Share it! Science : MAVEN Spacecraft to become Mars' Atmospheric Maven

Monday, September 22, 2014

MAVEN Spacecraft to become Mars' Atmospheric Maven

     On Sunday the MAVEN spacecraft entered Mars' orbit. NASA launched the MAVEN project in November of 2013 to study the atmospheric conditions of the red planet. MAVEN (Mars Atmosphere and Volatile EvolutioN) traveled 442 million miles, or 711 million kilometers to reach its destination. Now that it is in orbit with Mars it will begin to collect data on magnetic fields, solar winds, chemical make up, etc. of the atmosphere of our neighbor. The purpose of the mission is to learn not only the current atmospheric conditions of the planet, but also give us insight into the history of Mars' atmosphere, climate, availability of liquid water and potential for future habitability. This bird-like spacecraft will be in orbit at different levels of the atmosphere for a year-long mission. Visiting different levels of the atmosphere will allow a greater understanding of the whole picture. At its closest MAVEN will be only 93 miles (150 km) from the surface of Mars and at its highest will travel 3,728 miles (6,000 km) above the surface. Although I don't suspect that we earthlings will be headed to inhabit Mars any time soon, it is fascinating that we are able to use current technology to put the unwritten historical puzzle of our neighboring planet back together.
     The next NASA launch will be in just a few days, on September 25th, when the Soyuz rocket will take the new crew up to the International Space Station. This will be expedition #41 for the ISS and includes NASA flight engineers Barry Wilmore and Reid Wiseman. During this mission the scientists will be studying how microgravity affects the growth of cells through experiments on plants and fish, and will study meteors entering Earth's atmosphere. NASA offers a treasure trove of teaching resources concerning the ISS at We don't always hear about it in the news, but there are new discoveries being made everyday in Astronomy, it's worth the time to check them out!

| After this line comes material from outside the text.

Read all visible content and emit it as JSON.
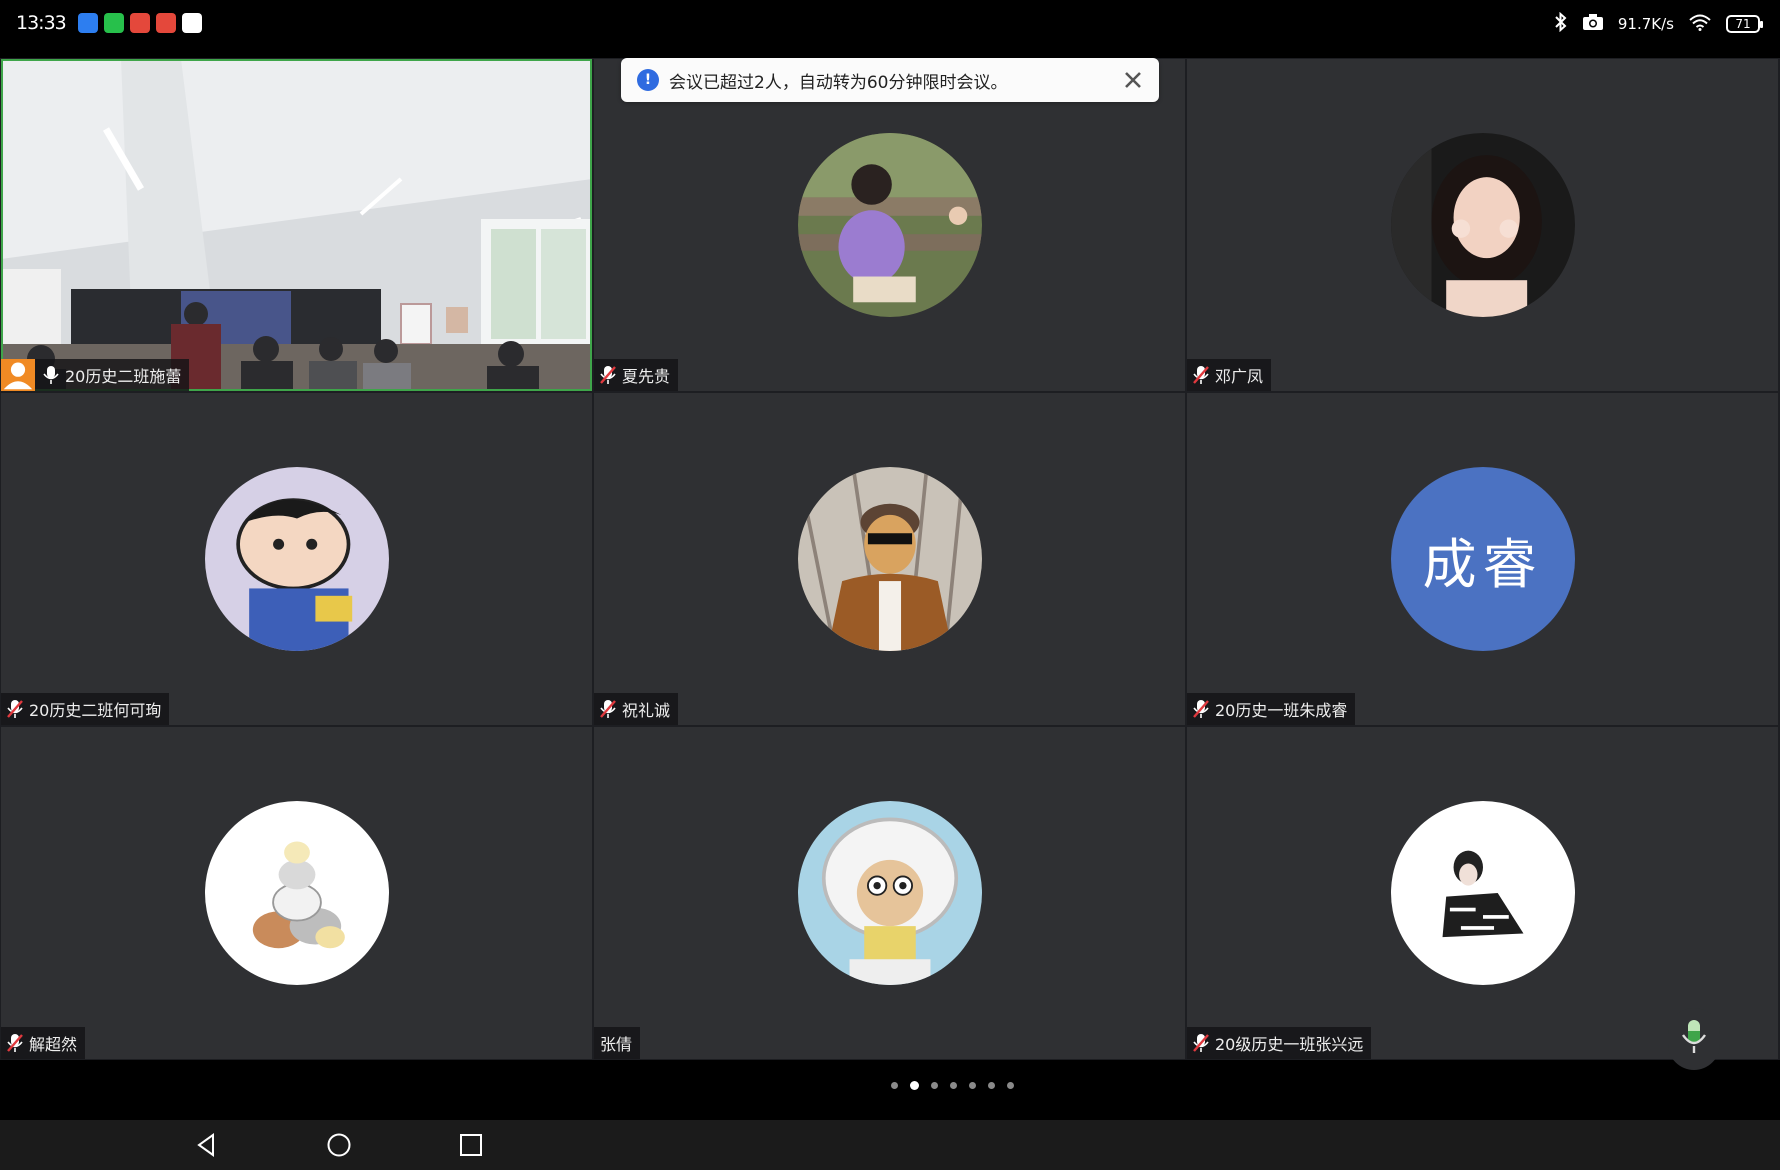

Read more:

More Space Stuff to explore:

Mars and MAVEN activities for kids from NASA

Excellent video tour of the International Space Station:

NASA Kid's Club

NASA for Educators

No comments:

Post a Comment